■ **WHAT THE TASK ASKS**
Scan the entries below for "description" and copy each line that holds it.

■ **DATA RECORDS**
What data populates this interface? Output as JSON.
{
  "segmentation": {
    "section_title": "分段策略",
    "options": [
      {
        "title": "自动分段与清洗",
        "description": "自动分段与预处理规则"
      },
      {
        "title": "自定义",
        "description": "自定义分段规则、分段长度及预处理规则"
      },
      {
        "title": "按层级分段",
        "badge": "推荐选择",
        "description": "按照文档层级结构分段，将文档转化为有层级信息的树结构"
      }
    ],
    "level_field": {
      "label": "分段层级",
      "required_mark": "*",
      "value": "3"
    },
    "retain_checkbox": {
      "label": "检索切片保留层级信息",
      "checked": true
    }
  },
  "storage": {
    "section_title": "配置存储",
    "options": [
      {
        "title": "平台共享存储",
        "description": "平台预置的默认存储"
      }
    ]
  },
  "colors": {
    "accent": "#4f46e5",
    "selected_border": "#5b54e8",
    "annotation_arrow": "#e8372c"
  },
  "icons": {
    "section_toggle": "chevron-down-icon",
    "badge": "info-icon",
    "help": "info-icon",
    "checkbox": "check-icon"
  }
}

■ **SOLUTION BELOW**
        "description": "自动分段与预处理规则"
        "description": "自定义分段规则、分段长度及预处理规则"
        "description": "按照文档层级结构分段，将文档转化为有层级信息的树结构"
        "description": "平台预置的默认存储"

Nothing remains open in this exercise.